_Your objective_: The data below should be duplicated in full, unchanged.

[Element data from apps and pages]
Segment Open
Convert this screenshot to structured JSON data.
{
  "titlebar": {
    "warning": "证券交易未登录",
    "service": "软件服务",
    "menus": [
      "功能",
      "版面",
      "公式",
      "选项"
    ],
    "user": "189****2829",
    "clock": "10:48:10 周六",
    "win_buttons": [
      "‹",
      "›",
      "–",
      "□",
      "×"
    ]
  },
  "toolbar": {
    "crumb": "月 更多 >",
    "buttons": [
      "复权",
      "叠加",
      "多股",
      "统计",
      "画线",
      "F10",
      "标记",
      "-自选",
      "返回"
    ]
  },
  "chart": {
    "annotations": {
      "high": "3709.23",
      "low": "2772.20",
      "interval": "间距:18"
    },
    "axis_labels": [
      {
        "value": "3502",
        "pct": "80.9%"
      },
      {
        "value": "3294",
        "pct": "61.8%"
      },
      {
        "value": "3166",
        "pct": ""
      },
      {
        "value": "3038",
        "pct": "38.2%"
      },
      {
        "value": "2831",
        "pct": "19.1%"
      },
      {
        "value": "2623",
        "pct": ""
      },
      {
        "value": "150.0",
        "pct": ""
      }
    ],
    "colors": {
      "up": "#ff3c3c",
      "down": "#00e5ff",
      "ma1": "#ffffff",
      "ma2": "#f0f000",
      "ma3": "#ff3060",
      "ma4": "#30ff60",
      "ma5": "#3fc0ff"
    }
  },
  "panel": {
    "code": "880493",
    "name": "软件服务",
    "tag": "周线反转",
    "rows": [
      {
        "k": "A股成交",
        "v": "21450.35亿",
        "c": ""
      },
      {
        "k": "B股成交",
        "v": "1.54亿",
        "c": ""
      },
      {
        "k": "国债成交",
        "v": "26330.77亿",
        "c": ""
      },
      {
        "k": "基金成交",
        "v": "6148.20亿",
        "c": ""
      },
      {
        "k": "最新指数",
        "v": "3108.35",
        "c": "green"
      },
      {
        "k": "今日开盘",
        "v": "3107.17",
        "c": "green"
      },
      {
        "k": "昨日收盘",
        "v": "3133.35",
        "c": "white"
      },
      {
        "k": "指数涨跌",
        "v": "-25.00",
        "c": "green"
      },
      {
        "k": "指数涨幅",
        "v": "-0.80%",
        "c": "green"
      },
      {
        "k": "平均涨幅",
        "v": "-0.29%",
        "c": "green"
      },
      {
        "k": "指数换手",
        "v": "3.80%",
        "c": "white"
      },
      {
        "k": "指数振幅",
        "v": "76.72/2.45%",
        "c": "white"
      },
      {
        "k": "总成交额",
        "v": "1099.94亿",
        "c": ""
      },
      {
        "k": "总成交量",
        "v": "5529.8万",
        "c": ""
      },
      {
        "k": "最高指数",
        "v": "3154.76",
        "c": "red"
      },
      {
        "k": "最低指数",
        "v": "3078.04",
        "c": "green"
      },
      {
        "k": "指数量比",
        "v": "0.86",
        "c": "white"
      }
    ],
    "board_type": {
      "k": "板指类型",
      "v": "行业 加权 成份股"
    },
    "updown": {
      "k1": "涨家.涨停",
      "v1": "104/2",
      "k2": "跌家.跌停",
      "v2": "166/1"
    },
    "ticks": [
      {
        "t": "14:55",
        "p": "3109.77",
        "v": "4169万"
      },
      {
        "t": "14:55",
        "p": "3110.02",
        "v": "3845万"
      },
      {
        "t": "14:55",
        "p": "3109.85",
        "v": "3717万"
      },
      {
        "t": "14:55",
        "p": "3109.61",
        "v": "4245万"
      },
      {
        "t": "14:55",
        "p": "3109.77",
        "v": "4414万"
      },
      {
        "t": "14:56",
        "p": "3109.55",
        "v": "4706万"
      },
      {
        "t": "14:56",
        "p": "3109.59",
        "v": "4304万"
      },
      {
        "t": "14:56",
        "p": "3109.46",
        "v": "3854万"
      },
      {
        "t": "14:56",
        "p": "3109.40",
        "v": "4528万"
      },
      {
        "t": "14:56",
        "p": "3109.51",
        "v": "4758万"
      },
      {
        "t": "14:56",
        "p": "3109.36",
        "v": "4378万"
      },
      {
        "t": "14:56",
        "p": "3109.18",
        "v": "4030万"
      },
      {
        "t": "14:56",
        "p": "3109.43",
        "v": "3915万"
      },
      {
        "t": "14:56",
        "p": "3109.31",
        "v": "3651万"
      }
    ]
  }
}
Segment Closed
_The completed task_:
Convert this screenshot to structured JSON data.
{
  "titlebar": {
    "warning": "证券交易未登录",
    "service": "软件服务",
    "menus": [
      "功能",
      "版面",
      "公式",
      "选项"
    ],
    "user": "189****2829",
    "clock": "10:48:10 周六",
    "win_buttons": [
      "‹",
      "›",
      "–",
      "□",
      "×"
    ]
  },
  "toolbar": {
    "crumb": "月 更多 >",
    "buttons": [
      "复权",
      "叠加",
      "多股",
      "统计",
      "画线",
      "F10",
      "标记",
      "-自选",
      "返回"
    ]
  },
  "chart": {
    "annotations": {
      "high": "3709.23",
      "low": "2772.20",
      "interval": "间距:18"
    },
    "axis_labels": [
      {
        "value": "3502",
        "pct": "80.9%"
      },
      {
        "value": "3294",
        "pct": "61.8%"
      },
      {
        "value": "3166",
        "pct": ""
      },
      {
        "value": "3038",
        "pct": "38.2%"
      },
      {
        "value": "2831",
        "pct": "19.1%"
      },
      {
        "value": "2623",
        "pct": ""
      },
      {
        "value": "150.0",
        "pct": ""
      }
    ],
    "colors": {
      "up": "#ff3c3c",
      "down": "#00e5ff",
      "ma1": "#ffffff",
      "ma2": "#f0f000",
      "ma3": "#ff3060",
      "ma4": "#30ff60",
      "ma5": "#3fc0ff"
    }
  },
  "panel": {
    "code": "880493",
    "name": "软件服务",
    "tag": "周线反转",
    "rows": [
      {
        "k": "A股成交",
        "v": "21450.35亿",
        "c": ""
      },
      {
        "k": "B股成交",
        "v": "1.54亿",
        "c": ""
      },
      {
        "k": "国债成交",
        "v": "26330.77亿",
        "c": ""
      },
      {
        "k": "基金成交",
        "v": "6148.20亿",
        "c": ""
      },
      {
        "k": "最新指数",
        "v": "3108.35",
        "c": "green"
      },
      {
        "k": "今日开盘",
        "v": "3107.17",
        "c": "green"
      },
      {
        "k": "昨日收盘",
        "v": "3133.35",
        "c": "white"
      },
      {
        "k": "指数涨跌",
        "v": "-25.00",
        "c": "green"
      },
      {
        "k": "指数涨幅",
        "v": "-0.80%",
        "c": "green"
      },
      {
        "k": "平均涨幅",
        "v": "-0.29%",
        "c": "green"
      },
      {
        "k": "指数换手",
        "v": "3.80%",
        "c": "white"
      },
      {
        "k": "指数振幅",
        "v": "76.72/2.45%",
        "c": "white"
      },
      {
        "k": "总成交额",
        "v": "1099.94亿",
        "c": ""
      },
      {
        "k": "总成交量",
        "v": "5529.8万",
        "c": ""
      },
      {
        "k": "最高指数",
        "v": "3154.76",
        "c": "red"
      },
      {
        "k": "最低指数",
        "v": "3078.04",
        "c": "green"
      },
      {
        "k": "指数量比",
        "v": "0.86",
        "c": "white"
      }
    ],
    "board_type": {
      "k": "板指类型",
      "v": "行业 加权 成份股"
    },
    "updown": {
      "k1": "涨家.涨停",
      "v1": "104/2",
      "k2": "跌家.跌停",
      "v2": "166/1"
    },
    "ticks": [
      {
        "t": "14:55",
        "p": "3109.77",
        "v": "4169万"
      },
      {
        "t": "14:55",
        "p": "3110.02",
        "v": "3845万"
      },
      {
        "t": "14:55",
        "p": "3109.85",
        "v": "3717万"
      },
      {
        "t": "14:55",
        "p": "3109.61",
        "v": "4245万"
      },
      {
        "t": "14:55",
        "p": "3109.77",
        "v": "4414万"
      },
      {
        "t": "14:56",
        "p": "3109.55",
        "v": "4706万"
      },
      {
        "t": "14:56",
        "p": "3109.59",
        "v": "4304万"
      },
      {
        "t": "14:56",
        "p": "3109.46",
        "v": "3854万"
      },
      {
        "t": "14:56",
        "p": "3109.40",
        "v": "4528万"
      },
      {
        "t": "14:56",
        "p": "3109.51",
        "v": "4758万"
      },
      {
        "t": "14:56",
        "p": "3109.36",
        "v": "4378万"
      },
      {
        "t": "14:56",
        "p": "3109.18",
        "v": "4030万"
      },
      {
        "t": "14:56",
        "p": "3109.43",
        "v": "3915万"
      },
      {
        "t": "14:56",
        "p": "3109.31",
        "v": "3651万"
      }
    ]
  }
}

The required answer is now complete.